__Assigned task__. Write out all the entries word for word, but skip any images.

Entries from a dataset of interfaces
'''

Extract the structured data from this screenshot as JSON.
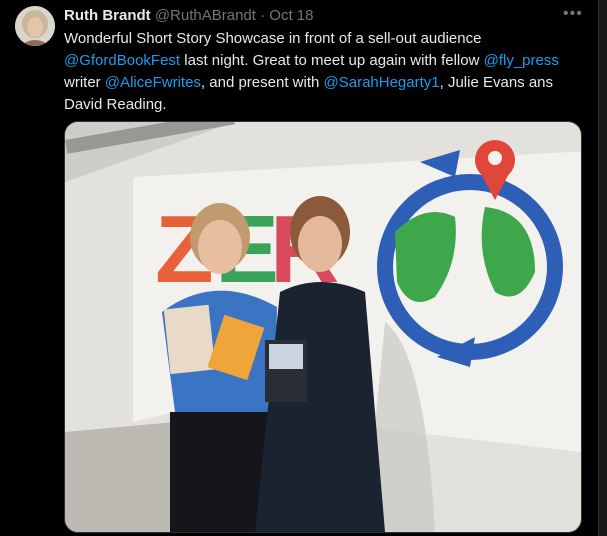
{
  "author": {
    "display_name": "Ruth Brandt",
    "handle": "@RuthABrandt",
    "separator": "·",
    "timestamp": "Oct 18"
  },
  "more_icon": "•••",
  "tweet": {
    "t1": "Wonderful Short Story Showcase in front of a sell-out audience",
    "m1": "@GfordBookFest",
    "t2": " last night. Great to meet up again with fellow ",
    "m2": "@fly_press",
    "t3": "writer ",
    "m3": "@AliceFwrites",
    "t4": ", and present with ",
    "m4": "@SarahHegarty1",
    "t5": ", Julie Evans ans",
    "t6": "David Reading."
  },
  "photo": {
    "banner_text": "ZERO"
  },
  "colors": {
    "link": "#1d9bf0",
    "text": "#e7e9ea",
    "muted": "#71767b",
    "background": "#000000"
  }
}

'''

__Answer box__.
Extract the structured data from this screenshot as JSON.
{
  "author": {
    "display_name": "Ruth Brandt",
    "handle": "@RuthABrandt",
    "separator": "·",
    "timestamp": "Oct 18"
  },
  "more_icon": "•••",
  "tweet": {
    "t1": "Wonderful Short Story Showcase in front of a sell-out audience",
    "m1": "@GfordBookFest",
    "t2": " last night. Great to meet up again with fellow ",
    "m2": "@fly_press",
    "t3": "writer ",
    "m3": "@AliceFwrites",
    "t4": ", and present with ",
    "m4": "@SarahHegarty1",
    "t5": ", Julie Evans ans",
    "t6": "David Reading."
  },
  "photo": {
    "banner_text": "ZERO"
  },
  "colors": {
    "link": "#1d9bf0",
    "text": "#e7e9ea",
    "muted": "#71767b",
    "background": "#000000"
  }
}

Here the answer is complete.